- **SUPPLIED RECORDS**:
* * *

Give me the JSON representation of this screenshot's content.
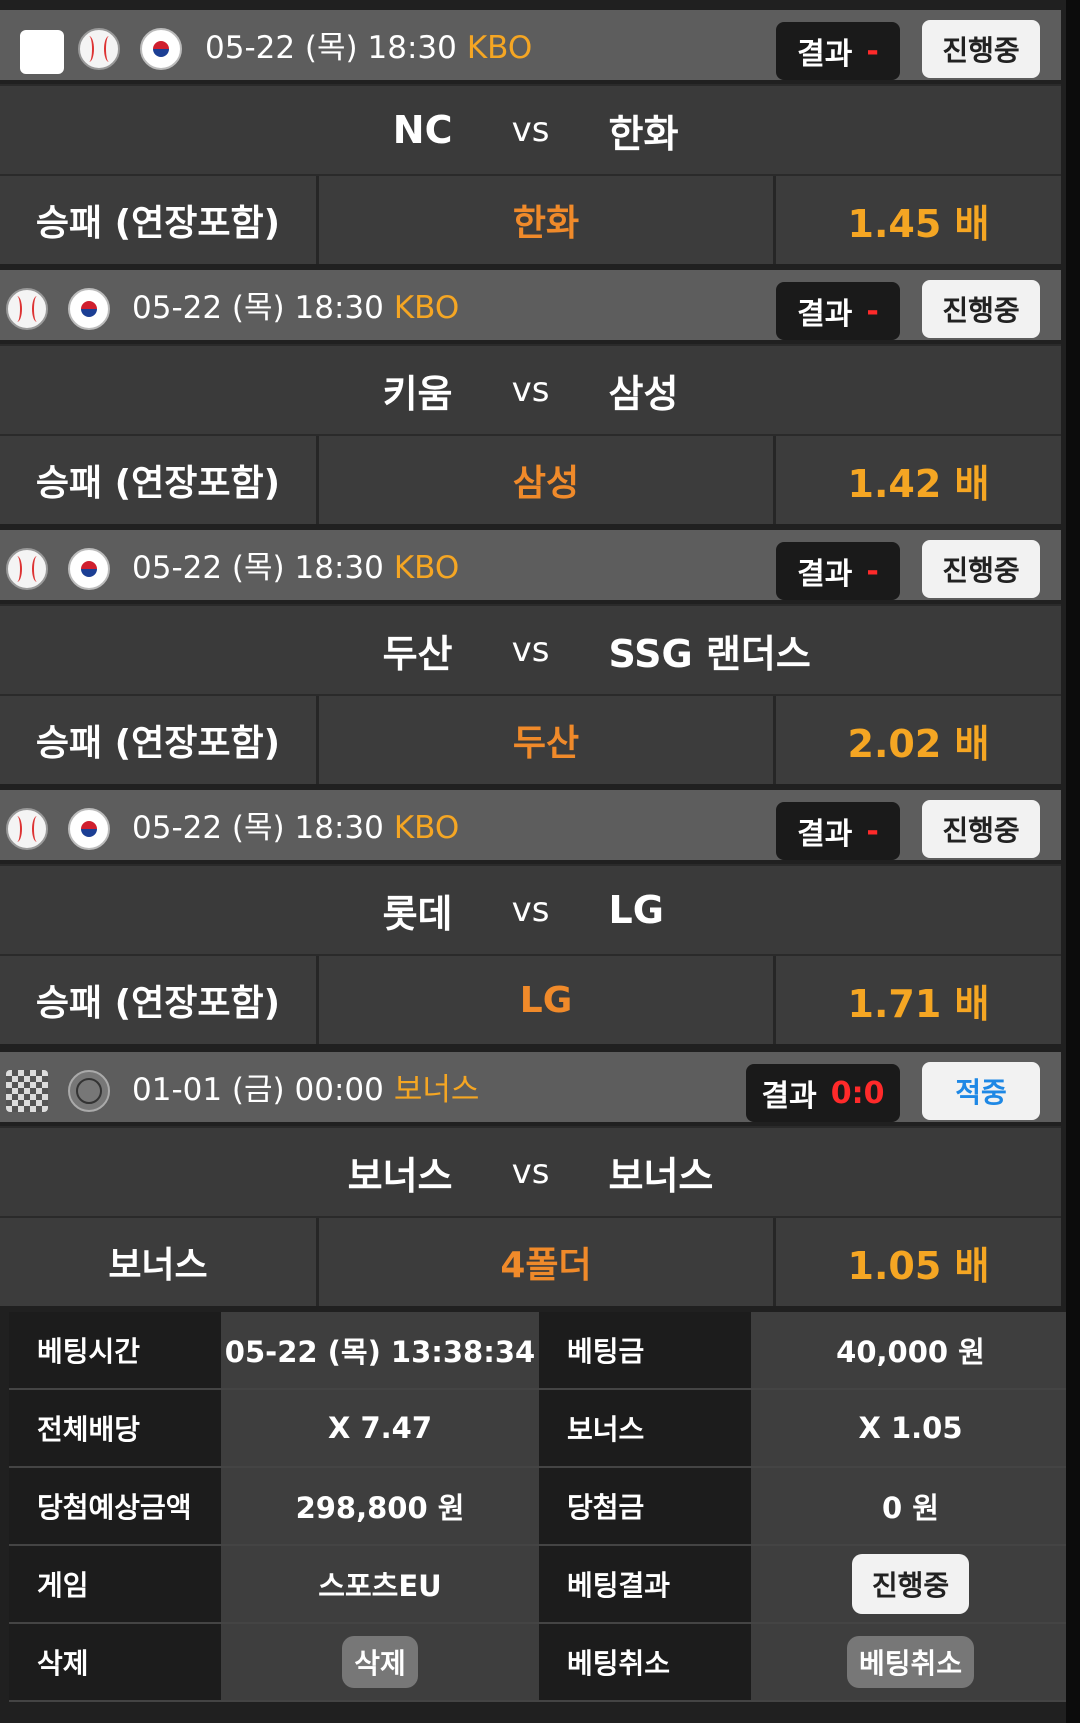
{
  "matches": [
    {
      "date": "05-22 (목) 18:30",
      "league": "KBO",
      "result_label": "결과",
      "result_value": "-",
      "status": "진행중",
      "home": "NC",
      "vs": "vs",
      "away": "한화",
      "market": "승패 (연장포함)",
      "pick": "한화",
      "odds": "1.45 배"
    },
    {
      "date": "05-22 (목) 18:30",
      "league": "KBO",
      "result_label": "결과",
      "result_value": "-",
      "status": "진행중",
      "home": "키움",
      "vs": "vs",
      "away": "삼성",
      "market": "승패 (연장포함)",
      "pick": "삼성",
      "odds": "1.42 배"
    },
    {
      "date": "05-22 (목) 18:30",
      "league": "KBO",
      "result_label": "결과",
      "result_value": "-",
      "status": "진행중",
      "home": "두산",
      "vs": "vs",
      "away": "SSG 랜더스",
      "market": "승패 (연장포함)",
      "pick": "두산",
      "odds": "2.02 배"
    },
    {
      "date": "05-22 (목) 18:30",
      "league": "KBO",
      "result_label": "결과",
      "result_value": "-",
      "status": "진행중",
      "home": "롯데",
      "vs": "vs",
      "away": "LG",
      "market": "승패 (연장포함)",
      "pick": "LG",
      "odds": "1.71 배"
    },
    {
      "date": "01-01 (금) 00:00",
      "league": "보너스",
      "result_label": "결과",
      "result_value": "0:0",
      "status": "적중",
      "home": "보너스",
      "vs": "vs",
      "away": "보너스",
      "market": "보너스",
      "pick": "4폴더",
      "odds": "1.05 배"
    }
  ],
  "bet_info": {
    "bet_time_label": "베팅시간",
    "bet_time": "05-22 (목) 13:38:34",
    "bet_amount_label": "베팅금",
    "bet_amount": "40,000 원",
    "total_odds_label": "전체배당",
    "total_odds": "X 7.47",
    "bonus_label": "보너스",
    "bonus": "X 1.05",
    "expected_label": "당첨예상금액",
    "expected": "298,800 원",
    "win_amount_label": "당첨금",
    "win_amount": "0 원",
    "game_label": "게임",
    "game": "스포츠EU",
    "bet_result_label": "베팅결과",
    "bet_result": "진행중",
    "delete_label": "삭제",
    "delete_button": "삭제",
    "cancel_label": "베팅취소",
    "cancel_button": "베팅취소"
  },
  "icons": {
    "checkbox": "checkbox-icon",
    "sport_baseball": "baseball-icon",
    "flag_korea": "korea-flag-icon",
    "bonus": "bonus-icon",
    "globe": "globe-icon"
  },
  "colors": {
    "league": "#f5a623",
    "pick": "#f08a2a",
    "result_value": "#ff2a2a",
    "hit_status": "#1e88e5"
  }
}
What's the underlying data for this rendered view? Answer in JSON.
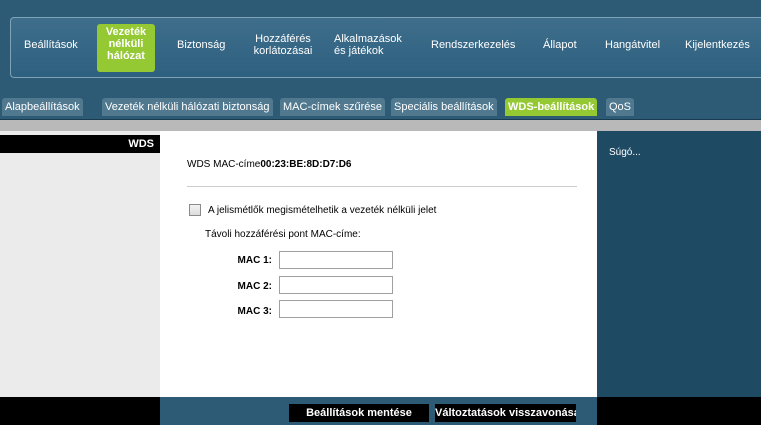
{
  "main_nav": [
    {
      "label": "Beállítások",
      "active": false
    },
    {
      "label": "Vezeték nélküli hálózat",
      "active": true
    },
    {
      "label": "Biztonság",
      "active": false
    },
    {
      "label": "Hozzáférés korlátozásai",
      "active": false
    },
    {
      "label": "Alkalmazások és játékok",
      "active": false
    },
    {
      "label": "Rendszerkezelés",
      "active": false
    },
    {
      "label": "Állapot",
      "active": false
    },
    {
      "label": "Hangátvitel",
      "active": false
    },
    {
      "label": "Kijelentkezés",
      "active": false
    }
  ],
  "sub_tabs": [
    {
      "label": "Alapbeállítások",
      "active": false
    },
    {
      "label": "Vezeték nélküli hálózati biztonság",
      "active": false
    },
    {
      "label": "MAC-címek szűrése",
      "active": false
    },
    {
      "label": "Speciális beállítások",
      "active": false
    },
    {
      "label": "WDS-beállítások",
      "active": true
    },
    {
      "label": "QoS",
      "active": false
    }
  ],
  "section": {
    "title": "WDS"
  },
  "wds": {
    "mac_label": "WDS MAC-címe",
    "mac_value": "00:23:BE:8D:D7:D6",
    "repeat_checkbox_label": "A jelismétlők megismételhetik a vezeték nélküli jelet",
    "repeat_checked": false,
    "remote_ap_label": "Távoli hozzáférési pont MAC-címe:",
    "mac_fields": [
      {
        "label": "MAC 1:",
        "value": ""
      },
      {
        "label": "MAC 2:",
        "value": ""
      },
      {
        "label": "MAC 3:",
        "value": ""
      }
    ]
  },
  "help": {
    "label": "Súgó..."
  },
  "footer": {
    "save_label": "Beállítások mentése",
    "cancel_label": "Változtatások visszavonása"
  },
  "colors": {
    "header_bg": "#2d5b76",
    "active_tab": "#94c934",
    "right_panel": "#1e4a63"
  }
}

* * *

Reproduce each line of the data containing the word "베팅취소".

- **ANSWER BELOW**:
    "cancel_label": "베팅취소",
    "cancel_button": "베팅취소"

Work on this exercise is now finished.